LOS ANGELES (Reuters) - The smaller of Hollywood's two performers unions reached a tentative deal with studios on Wednesday for a new prime-time TV contract, setting the stage for the more militant Screen Actors Guild to renew labor talks with producers.

The deal between the major studios and the 70,000-member American Federation of Television and Radio Artists, or AFTRA, capped 17 days of negotiations stretching back to May 7, a day after separate talks with SAG, which represents 120,000 actors, hit a stalemate.

The contracts for both unions expire June 30, and Hollywood has been nervous that the actors might go on strike, paralyzing the entertainment industry much as a 100-day walkout by screenwriters did earlier this year.

The industry already is in de facto strike mode, with studios starting to stockpile TV episodes and unwilling to launch work on movies that could be affected by a walkout.

But the tentative accord announced between AFTRA and the studios' bargaining agent, the Alliance of Motion Picture and Television Producers, raised hopes again that labor peace in the world's entertainment capital might yet be preserved.

SAG has not sought the authorization of its members to call for a work stoppage.

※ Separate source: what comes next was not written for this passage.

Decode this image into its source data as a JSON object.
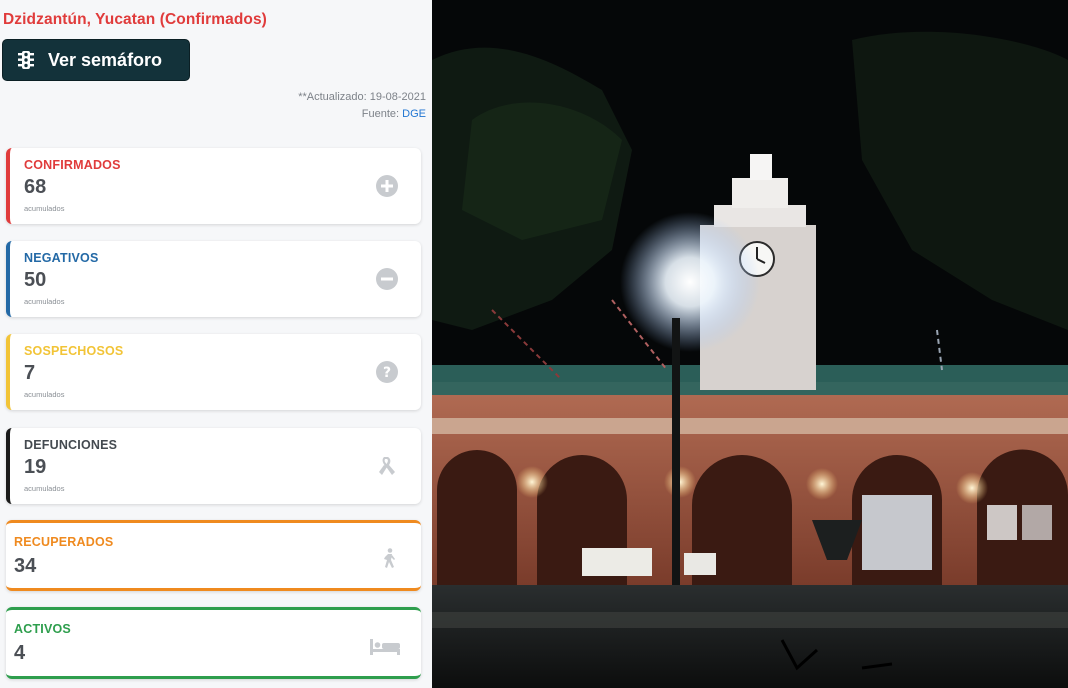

Highlights of the settlement outlined by AFTRA included provisions it said would preserve performers' consent for the use of their TV clips as online entertainment -- an issue that had emerged as a major stumbling block for both actors unions.

However, AFTRA said the exact "mechanism" by which actors would give or withhold consent for existing TV content remains to be ironed out by the two sides, presumably in future talks. Consent for Internet play of excerpts of future TV shows would be bargained "at the time of original employment."   Continued...

 
<p>The Hollywood Sign is seen between palm trees and snow dusted mountains in Los Angeles January 7, 2008. The smaller of Hollywood's two performers unions reached a tentative deal with studios on Wednesday for a new prime-time TV contract, setting the stage for the more militant Screen Actors Guild to renew labor talks with producers. REUTERS/Danny Moloshok</p>